Pick every line out of the entries below that has the string "user", and copy it.

# Source information
_ _ _ _ _ _ _

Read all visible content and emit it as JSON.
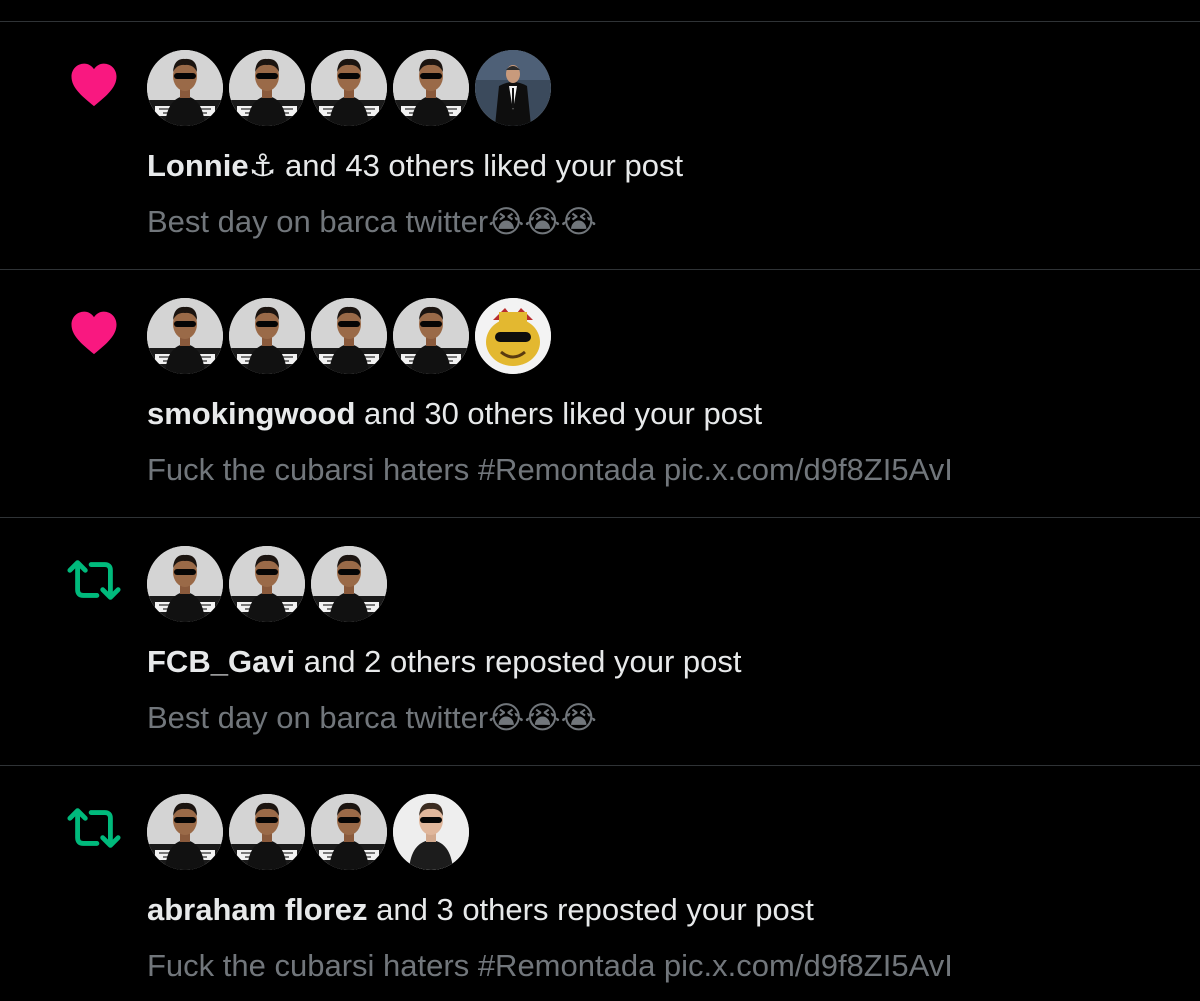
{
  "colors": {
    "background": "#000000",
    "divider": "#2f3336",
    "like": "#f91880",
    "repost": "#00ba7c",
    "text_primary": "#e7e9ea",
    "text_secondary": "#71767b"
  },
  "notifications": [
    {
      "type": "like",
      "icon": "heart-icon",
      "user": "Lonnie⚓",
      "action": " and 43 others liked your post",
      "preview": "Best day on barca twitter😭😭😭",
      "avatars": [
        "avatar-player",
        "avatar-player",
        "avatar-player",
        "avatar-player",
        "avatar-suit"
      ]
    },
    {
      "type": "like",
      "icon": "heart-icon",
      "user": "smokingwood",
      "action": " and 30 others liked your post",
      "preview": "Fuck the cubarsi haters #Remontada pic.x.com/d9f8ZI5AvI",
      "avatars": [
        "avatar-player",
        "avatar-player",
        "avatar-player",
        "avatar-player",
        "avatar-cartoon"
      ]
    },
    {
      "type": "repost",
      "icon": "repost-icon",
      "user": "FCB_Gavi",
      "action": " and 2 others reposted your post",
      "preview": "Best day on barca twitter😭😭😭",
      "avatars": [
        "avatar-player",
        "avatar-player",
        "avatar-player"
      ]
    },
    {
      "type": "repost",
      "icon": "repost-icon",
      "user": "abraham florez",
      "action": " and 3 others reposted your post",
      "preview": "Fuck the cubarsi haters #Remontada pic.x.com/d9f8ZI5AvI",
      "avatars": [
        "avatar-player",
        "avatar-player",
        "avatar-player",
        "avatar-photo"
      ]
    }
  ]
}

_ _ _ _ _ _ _

# Exercise answer
      "user": "Lonnie⚓",
      "user": "smokingwood",
      "user": "FCB_Gavi",
      "user": "abraham florez",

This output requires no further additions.